- [EXERCISE AIM] With the pictures omitted, write out the entries that follow exactly as they stand.

- [SUPPLIED DATA]
##########
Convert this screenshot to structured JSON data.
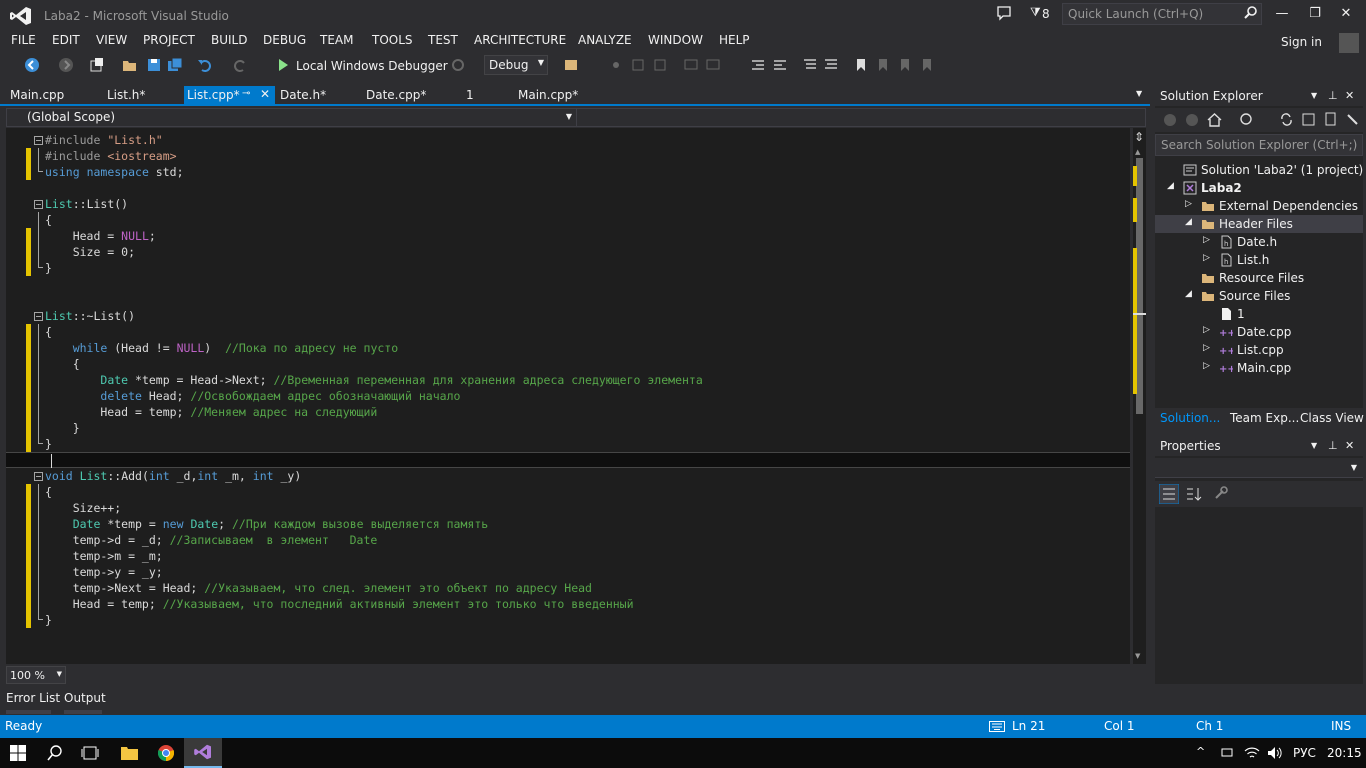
{
  "window": {
    "title": "Laba2 - Microsoft Visual Studio",
    "notification_count": "8",
    "quick_launch_placeholder": "Quick Launch (Ctrl+Q)"
  },
  "menu": {
    "items": [
      "FILE",
      "EDIT",
      "VIEW",
      "PROJECT",
      "BUILD",
      "DEBUG",
      "TEAM",
      "TOOLS",
      "TEST",
      "ARCHITECTURE",
      "ANALYZE",
      "WINDOW",
      "HELP"
    ],
    "sign_in": "Sign in"
  },
  "toolbar": {
    "run_label": "Local Windows Debugger",
    "configuration": "Debug"
  },
  "tabs": [
    {
      "label": "Main.cpp",
      "active": false
    },
    {
      "label": "List.h*",
      "active": false
    },
    {
      "label": "List.cpp*",
      "active": true
    },
    {
      "label": "Date.h*",
      "active": false
    },
    {
      "label": "Date.cpp*",
      "active": false
    },
    {
      "label": "1",
      "active": false
    },
    {
      "label": "Main.cpp*",
      "active": false
    }
  ],
  "scope": "(Global Scope)",
  "editor": {
    "zoom": "100 %",
    "current_line": 21
  },
  "code_lines": [
    [
      [
        "pp",
        "#include "
      ],
      [
        "str",
        "\"List.h\""
      ]
    ],
    [
      [
        "pp",
        "#include "
      ],
      [
        "str",
        "<iostream>"
      ]
    ],
    [
      [
        "kw",
        "using"
      ],
      [
        "pl",
        " "
      ],
      [
        "kw",
        "namespace"
      ],
      [
        "pl",
        " std;"
      ]
    ],
    [],
    [
      [
        "ty",
        "List"
      ],
      [
        "pl",
        "::"
      ],
      [
        "pl",
        "List()"
      ]
    ],
    [
      [
        "pl",
        "{"
      ]
    ],
    [
      [
        "pl",
        "    Head = "
      ],
      [
        "mac",
        "NULL"
      ],
      [
        "pl",
        ";"
      ]
    ],
    [
      [
        "pl",
        "    Size = 0;"
      ]
    ],
    [
      [
        "pl",
        "}"
      ]
    ],
    [],
    [],
    [
      [
        "ty",
        "List"
      ],
      [
        "pl",
        "::~List()"
      ]
    ],
    [
      [
        "pl",
        "{"
      ]
    ],
    [
      [
        "pl",
        "    "
      ],
      [
        "kw",
        "while"
      ],
      [
        "pl",
        " (Head != "
      ],
      [
        "mac",
        "NULL"
      ],
      [
        "pl",
        ")  "
      ],
      [
        "cm",
        "//Пока по адресу не пусто"
      ]
    ],
    [
      [
        "pl",
        "    {"
      ]
    ],
    [
      [
        "pl",
        "        "
      ],
      [
        "ty",
        "Date"
      ],
      [
        "pl",
        " *temp = Head->Next; "
      ],
      [
        "cm",
        "//Временная переменная для хранения адреса следующего элемента"
      ]
    ],
    [
      [
        "pl",
        "        "
      ],
      [
        "kw",
        "delete"
      ],
      [
        "pl",
        " Head; "
      ],
      [
        "cm",
        "//Освобождаем адрес обозначающий начало"
      ]
    ],
    [
      [
        "pl",
        "        Head = temp; "
      ],
      [
        "cm",
        "//Меняем адрес на следующий"
      ]
    ],
    [
      [
        "pl",
        "    }"
      ]
    ],
    [
      [
        "pl",
        "}"
      ]
    ],
    [],
    [
      [
        "kw",
        "void"
      ],
      [
        "pl",
        " "
      ],
      [
        "ty",
        "List"
      ],
      [
        "pl",
        "::Add("
      ],
      [
        "kw",
        "int"
      ],
      [
        "pl",
        " _d,"
      ],
      [
        "kw",
        "int"
      ],
      [
        "pl",
        " _m, "
      ],
      [
        "kw",
        "int"
      ],
      [
        "pl",
        " _y)"
      ]
    ],
    [
      [
        "pl",
        "{"
      ]
    ],
    [
      [
        "pl",
        "    Size++;"
      ]
    ],
    [
      [
        "pl",
        "    "
      ],
      [
        "ty",
        "Date"
      ],
      [
        "pl",
        " *temp = "
      ],
      [
        "kw",
        "new"
      ],
      [
        "pl",
        " "
      ],
      [
        "ty",
        "Date"
      ],
      [
        "pl",
        "; "
      ],
      [
        "cm",
        "//При каждом вызове выделяется память"
      ]
    ],
    [
      [
        "pl",
        "    temp->d = _d; "
      ],
      [
        "cm",
        "//Записываем  в элемент   Date"
      ]
    ],
    [
      [
        "pl",
        "    temp->m = _m;"
      ]
    ],
    [
      [
        "pl",
        "    temp->y = _y;"
      ]
    ],
    [
      [
        "pl",
        "    temp->Next = Head; "
      ],
      [
        "cm",
        "//Указываем, что след. элемент это объект по адресу Head"
      ]
    ],
    [
      [
        "pl",
        "    Head = temp; "
      ],
      [
        "cm",
        "//Указываем, что последний активный элемент это только что введенный"
      ]
    ],
    [
      [
        "pl",
        "}"
      ]
    ]
  ],
  "bottom_tabs": [
    "Error List",
    "Output"
  ],
  "solution_explorer": {
    "title": "Solution Explorer",
    "search_placeholder": "Search Solution Explorer (Ctrl+;)",
    "nodes": [
      {
        "label": "Solution 'Laba2' (1 project)",
        "icon": "solution-icon",
        "expander": ""
      },
      {
        "label": "Laba2",
        "icon": "project-icon",
        "expander": "expanded",
        "bold": true
      },
      {
        "label": "External Dependencies",
        "icon": "folder-icon",
        "expander": "collapsed"
      },
      {
        "label": "Header Files",
        "icon": "folder-icon",
        "expander": "expanded",
        "selected": true
      },
      {
        "label": "Date.h",
        "icon": "header-file-icon",
        "expander": "collapsed"
      },
      {
        "label": "List.h",
        "icon": "header-file-icon",
        "expander": "collapsed"
      },
      {
        "label": "Resource Files",
        "icon": "folder-icon",
        "expander": ""
      },
      {
        "label": "Source Files",
        "icon": "folder-icon",
        "expander": "expanded"
      },
      {
        "label": "1",
        "icon": "file-icon",
        "expander": ""
      },
      {
        "label": "Date.cpp",
        "icon": "cpp-file-icon",
        "expander": "collapsed"
      },
      {
        "label": "List.cpp",
        "icon": "cpp-file-icon",
        "expander": "collapsed"
      },
      {
        "label": "Main.cpp",
        "icon": "cpp-file-icon",
        "expander": "collapsed"
      }
    ],
    "tabs": [
      "Solution...",
      "Team Exp...",
      "Class View"
    ]
  },
  "properties": {
    "title": "Properties"
  },
  "status": {
    "ready": "Ready",
    "line": "Ln 21",
    "col": "Col 1",
    "ch": "Ch 1",
    "mode": "INS"
  },
  "taskbar": {
    "language": "РУС",
    "clock": "20:15"
  },
  "colors": {
    "accent": "#007acc",
    "editor_bg": "#1e1e1e",
    "change_marker": "#e5c400"
  }
}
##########
- [TASK SOLUTION]
Convert this screenshot to structured JSON data.
{
  "window": {
    "title": "Laba2 - Microsoft Visual Studio",
    "notification_count": "8",
    "quick_launch_placeholder": "Quick Launch (Ctrl+Q)"
  },
  "menu": {
    "items": [
      "FILE",
      "EDIT",
      "VIEW",
      "PROJECT",
      "BUILD",
      "DEBUG",
      "TEAM",
      "TOOLS",
      "TEST",
      "ARCHITECTURE",
      "ANALYZE",
      "WINDOW",
      "HELP"
    ],
    "sign_in": "Sign in"
  },
  "toolbar": {
    "run_label": "Local Windows Debugger",
    "configuration": "Debug"
  },
  "tabs": [
    {
      "label": "Main.cpp",
      "active": false
    },
    {
      "label": "List.h*",
      "active": false
    },
    {
      "label": "List.cpp*",
      "active": true
    },
    {
      "label": "Date.h*",
      "active": false
    },
    {
      "label": "Date.cpp*",
      "active": false
    },
    {
      "label": "1",
      "active": false
    },
    {
      "label": "Main.cpp*",
      "active": false
    }
  ],
  "scope": "(Global Scope)",
  "editor": {
    "zoom": "100 %",
    "current_line": 21
  },
  "code_lines": [
    [
      [
        "pp",
        "#include "
      ],
      [
        "str",
        "\"List.h\""
      ]
    ],
    [
      [
        "pp",
        "#include "
      ],
      [
        "str",
        "<iostream>"
      ]
    ],
    [
      [
        "kw",
        "using"
      ],
      [
        "pl",
        " "
      ],
      [
        "kw",
        "namespace"
      ],
      [
        "pl",
        " std;"
      ]
    ],
    [],
    [
      [
        "ty",
        "List"
      ],
      [
        "pl",
        "::"
      ],
      [
        "pl",
        "List()"
      ]
    ],
    [
      [
        "pl",
        "{"
      ]
    ],
    [
      [
        "pl",
        "    Head = "
      ],
      [
        "mac",
        "NULL"
      ],
      [
        "pl",
        ";"
      ]
    ],
    [
      [
        "pl",
        "    Size = 0;"
      ]
    ],
    [
      [
        "pl",
        "}"
      ]
    ],
    [],
    [],
    [
      [
        "ty",
        "List"
      ],
      [
        "pl",
        "::~List()"
      ]
    ],
    [
      [
        "pl",
        "{"
      ]
    ],
    [
      [
        "pl",
        "    "
      ],
      [
        "kw",
        "while"
      ],
      [
        "pl",
        " (Head != "
      ],
      [
        "mac",
        "NULL"
      ],
      [
        "pl",
        ")  "
      ],
      [
        "cm",
        "//Пока по адресу не пусто"
      ]
    ],
    [
      [
        "pl",
        "    {"
      ]
    ],
    [
      [
        "pl",
        "        "
      ],
      [
        "ty",
        "Date"
      ],
      [
        "pl",
        " *temp = Head->Next; "
      ],
      [
        "cm",
        "//Временная переменная для хранения адреса следующего элемента"
      ]
    ],
    [
      [
        "pl",
        "        "
      ],
      [
        "kw",
        "delete"
      ],
      [
        "pl",
        " Head; "
      ],
      [
        "cm",
        "//Освобождаем адрес обозначающий начало"
      ]
    ],
    [
      [
        "pl",
        "        Head = temp; "
      ],
      [
        "cm",
        "//Меняем адрес на следующий"
      ]
    ],
    [
      [
        "pl",
        "    }"
      ]
    ],
    [
      [
        "pl",
        "}"
      ]
    ],
    [],
    [
      [
        "kw",
        "void"
      ],
      [
        "pl",
        " "
      ],
      [
        "ty",
        "List"
      ],
      [
        "pl",
        "::Add("
      ],
      [
        "kw",
        "int"
      ],
      [
        "pl",
        " _d,"
      ],
      [
        "kw",
        "int"
      ],
      [
        "pl",
        " _m, "
      ],
      [
        "kw",
        "int"
      ],
      [
        "pl",
        " _y)"
      ]
    ],
    [
      [
        "pl",
        "{"
      ]
    ],
    [
      [
        "pl",
        "    Size++;"
      ]
    ],
    [
      [
        "pl",
        "    "
      ],
      [
        "ty",
        "Date"
      ],
      [
        "pl",
        " *temp = "
      ],
      [
        "kw",
        "new"
      ],
      [
        "pl",
        " "
      ],
      [
        "ty",
        "Date"
      ],
      [
        "pl",
        "; "
      ],
      [
        "cm",
        "//При каждом вызове выделяется память"
      ]
    ],
    [
      [
        "pl",
        "    temp->d = _d; "
      ],
      [
        "cm",
        "//Записываем  в элемент   Date"
      ]
    ],
    [
      [
        "pl",
        "    temp->m = _m;"
      ]
    ],
    [
      [
        "pl",
        "    temp->y = _y;"
      ]
    ],
    [
      [
        "pl",
        "    temp->Next = Head; "
      ],
      [
        "cm",
        "//Указываем, что след. элемент это объект по адресу Head"
      ]
    ],
    [
      [
        "pl",
        "    Head = temp; "
      ],
      [
        "cm",
        "//Указываем, что последний активный элемент это только что введенный"
      ]
    ],
    [
      [
        "pl",
        "}"
      ]
    ]
  ],
  "bottom_tabs": [
    "Error List",
    "Output"
  ],
  "solution_explorer": {
    "title": "Solution Explorer",
    "search_placeholder": "Search Solution Explorer (Ctrl+;)",
    "nodes": [
      {
        "label": "Solution 'Laba2' (1 project)",
        "icon": "solution-icon",
        "expander": ""
      },
      {
        "label": "Laba2",
        "icon": "project-icon",
        "expander": "expanded",
        "bold": true
      },
      {
        "label": "External Dependencies",
        "icon": "folder-icon",
        "expander": "collapsed"
      },
      {
        "label": "Header Files",
        "icon": "folder-icon",
        "expander": "expanded",
        "selected": true
      },
      {
        "label": "Date.h",
        "icon": "header-file-icon",
        "expander": "collapsed"
      },
      {
        "label": "List.h",
        "icon": "header-file-icon",
        "expander": "collapsed"
      },
      {
        "label": "Resource Files",
        "icon": "folder-icon",
        "expander": ""
      },
      {
        "label": "Source Files",
        "icon": "folder-icon",
        "expander": "expanded"
      },
      {
        "label": "1",
        "icon": "file-icon",
        "expander": ""
      },
      {
        "label": "Date.cpp",
        "icon": "cpp-file-icon",
        "expander": "collapsed"
      },
      {
        "label": "List.cpp",
        "icon": "cpp-file-icon",
        "expander": "collapsed"
      },
      {
        "label": "Main.cpp",
        "icon": "cpp-file-icon",
        "expander": "collapsed"
      }
    ],
    "tabs": [
      "Solution...",
      "Team Exp...",
      "Class View"
    ]
  },
  "properties": {
    "title": "Properties"
  },
  "status": {
    "ready": "Ready",
    "line": "Ln 21",
    "col": "Col 1",
    "ch": "Ch 1",
    "mode": "INS"
  },
  "taskbar": {
    "language": "РУС",
    "clock": "20:15"
  },
  "colors": {
    "accent": "#007acc",
    "editor_bg": "#1e1e1e",
    "change_marker": "#e5c400"
  }
}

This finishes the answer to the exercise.